Find the string "LPSS" in the listing and report every line that has it.

Dataset content: Begin

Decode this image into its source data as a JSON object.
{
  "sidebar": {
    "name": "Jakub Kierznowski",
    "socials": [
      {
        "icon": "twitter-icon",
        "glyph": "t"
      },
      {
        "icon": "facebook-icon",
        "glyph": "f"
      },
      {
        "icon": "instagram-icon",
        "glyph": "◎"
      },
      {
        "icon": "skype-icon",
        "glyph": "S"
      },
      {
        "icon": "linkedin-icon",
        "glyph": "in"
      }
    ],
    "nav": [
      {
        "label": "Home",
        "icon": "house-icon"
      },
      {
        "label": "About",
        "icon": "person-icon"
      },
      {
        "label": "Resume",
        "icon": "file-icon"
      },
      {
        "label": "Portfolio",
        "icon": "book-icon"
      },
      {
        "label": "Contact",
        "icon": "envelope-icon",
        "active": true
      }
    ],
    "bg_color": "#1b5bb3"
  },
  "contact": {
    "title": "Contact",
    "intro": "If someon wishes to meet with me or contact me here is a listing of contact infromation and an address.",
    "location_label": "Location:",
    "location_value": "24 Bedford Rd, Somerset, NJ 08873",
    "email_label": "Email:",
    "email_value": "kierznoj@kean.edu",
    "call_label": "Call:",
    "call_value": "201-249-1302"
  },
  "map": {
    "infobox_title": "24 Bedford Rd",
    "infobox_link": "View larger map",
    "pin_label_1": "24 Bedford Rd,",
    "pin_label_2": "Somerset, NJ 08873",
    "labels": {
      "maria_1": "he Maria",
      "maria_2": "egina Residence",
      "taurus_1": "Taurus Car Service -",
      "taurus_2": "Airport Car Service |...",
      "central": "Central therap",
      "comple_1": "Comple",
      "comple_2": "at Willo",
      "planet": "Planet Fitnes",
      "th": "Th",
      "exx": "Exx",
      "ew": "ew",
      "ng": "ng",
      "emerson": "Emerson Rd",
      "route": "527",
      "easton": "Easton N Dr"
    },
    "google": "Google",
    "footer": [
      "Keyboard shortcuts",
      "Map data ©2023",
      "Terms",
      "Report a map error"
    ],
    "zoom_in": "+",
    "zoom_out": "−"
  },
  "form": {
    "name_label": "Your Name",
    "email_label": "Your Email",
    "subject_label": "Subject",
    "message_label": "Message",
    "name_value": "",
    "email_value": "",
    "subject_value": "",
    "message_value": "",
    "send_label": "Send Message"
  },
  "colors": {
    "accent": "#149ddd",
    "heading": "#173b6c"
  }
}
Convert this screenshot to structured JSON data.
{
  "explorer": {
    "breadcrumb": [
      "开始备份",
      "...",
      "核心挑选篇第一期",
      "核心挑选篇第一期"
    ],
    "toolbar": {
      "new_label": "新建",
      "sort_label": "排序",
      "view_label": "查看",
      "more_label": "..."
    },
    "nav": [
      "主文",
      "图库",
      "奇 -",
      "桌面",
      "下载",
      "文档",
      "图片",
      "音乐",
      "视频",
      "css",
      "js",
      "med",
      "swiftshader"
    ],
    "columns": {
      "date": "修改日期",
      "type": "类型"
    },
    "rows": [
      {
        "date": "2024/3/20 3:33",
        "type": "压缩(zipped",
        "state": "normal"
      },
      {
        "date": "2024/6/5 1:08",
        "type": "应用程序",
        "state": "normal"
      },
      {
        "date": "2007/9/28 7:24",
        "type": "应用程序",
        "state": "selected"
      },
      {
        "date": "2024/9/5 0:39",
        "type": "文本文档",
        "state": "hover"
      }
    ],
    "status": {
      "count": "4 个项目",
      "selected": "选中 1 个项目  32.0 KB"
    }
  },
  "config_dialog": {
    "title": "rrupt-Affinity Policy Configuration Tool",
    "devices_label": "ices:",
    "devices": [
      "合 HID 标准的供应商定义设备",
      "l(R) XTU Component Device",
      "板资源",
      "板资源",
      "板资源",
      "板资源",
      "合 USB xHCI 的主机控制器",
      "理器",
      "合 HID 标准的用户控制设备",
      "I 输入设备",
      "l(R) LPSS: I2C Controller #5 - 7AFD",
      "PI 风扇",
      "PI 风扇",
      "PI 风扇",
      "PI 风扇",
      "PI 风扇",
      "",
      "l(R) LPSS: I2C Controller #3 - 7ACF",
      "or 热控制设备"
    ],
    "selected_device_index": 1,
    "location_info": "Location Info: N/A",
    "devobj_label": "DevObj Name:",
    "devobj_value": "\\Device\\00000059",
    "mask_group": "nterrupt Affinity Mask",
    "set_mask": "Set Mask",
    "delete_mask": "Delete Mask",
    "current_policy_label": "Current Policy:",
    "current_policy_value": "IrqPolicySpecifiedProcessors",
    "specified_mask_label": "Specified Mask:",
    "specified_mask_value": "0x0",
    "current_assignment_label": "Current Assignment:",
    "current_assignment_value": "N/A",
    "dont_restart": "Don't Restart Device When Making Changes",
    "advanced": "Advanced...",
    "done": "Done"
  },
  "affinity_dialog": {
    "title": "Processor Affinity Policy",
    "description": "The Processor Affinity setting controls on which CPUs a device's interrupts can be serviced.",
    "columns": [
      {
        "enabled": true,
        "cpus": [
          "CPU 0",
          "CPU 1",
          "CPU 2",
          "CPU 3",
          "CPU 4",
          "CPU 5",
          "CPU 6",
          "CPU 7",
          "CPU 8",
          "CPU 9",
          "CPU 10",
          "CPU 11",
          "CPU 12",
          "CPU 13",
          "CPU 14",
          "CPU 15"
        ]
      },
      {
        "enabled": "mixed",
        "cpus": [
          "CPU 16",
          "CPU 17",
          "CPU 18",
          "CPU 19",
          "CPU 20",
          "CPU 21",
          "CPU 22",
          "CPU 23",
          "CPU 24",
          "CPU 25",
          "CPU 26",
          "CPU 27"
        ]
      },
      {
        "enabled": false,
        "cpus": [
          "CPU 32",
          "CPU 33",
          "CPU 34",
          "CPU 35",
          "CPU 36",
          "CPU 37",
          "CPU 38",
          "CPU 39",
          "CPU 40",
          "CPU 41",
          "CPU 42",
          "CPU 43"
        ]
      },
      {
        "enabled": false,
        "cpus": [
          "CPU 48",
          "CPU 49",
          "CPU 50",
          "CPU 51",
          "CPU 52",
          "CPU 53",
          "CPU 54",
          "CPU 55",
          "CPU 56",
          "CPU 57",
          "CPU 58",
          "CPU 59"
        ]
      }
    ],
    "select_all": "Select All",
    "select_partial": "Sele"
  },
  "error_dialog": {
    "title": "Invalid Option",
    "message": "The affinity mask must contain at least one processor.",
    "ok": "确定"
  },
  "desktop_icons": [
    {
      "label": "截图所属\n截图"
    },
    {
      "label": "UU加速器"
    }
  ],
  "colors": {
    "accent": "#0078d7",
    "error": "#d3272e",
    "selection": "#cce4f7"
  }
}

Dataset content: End

* Expected output
      "l(R) LPSS: I2C Controller #5 - 7AFD",
      "l(R) LPSS: I2C Controller #3 - 7ACF",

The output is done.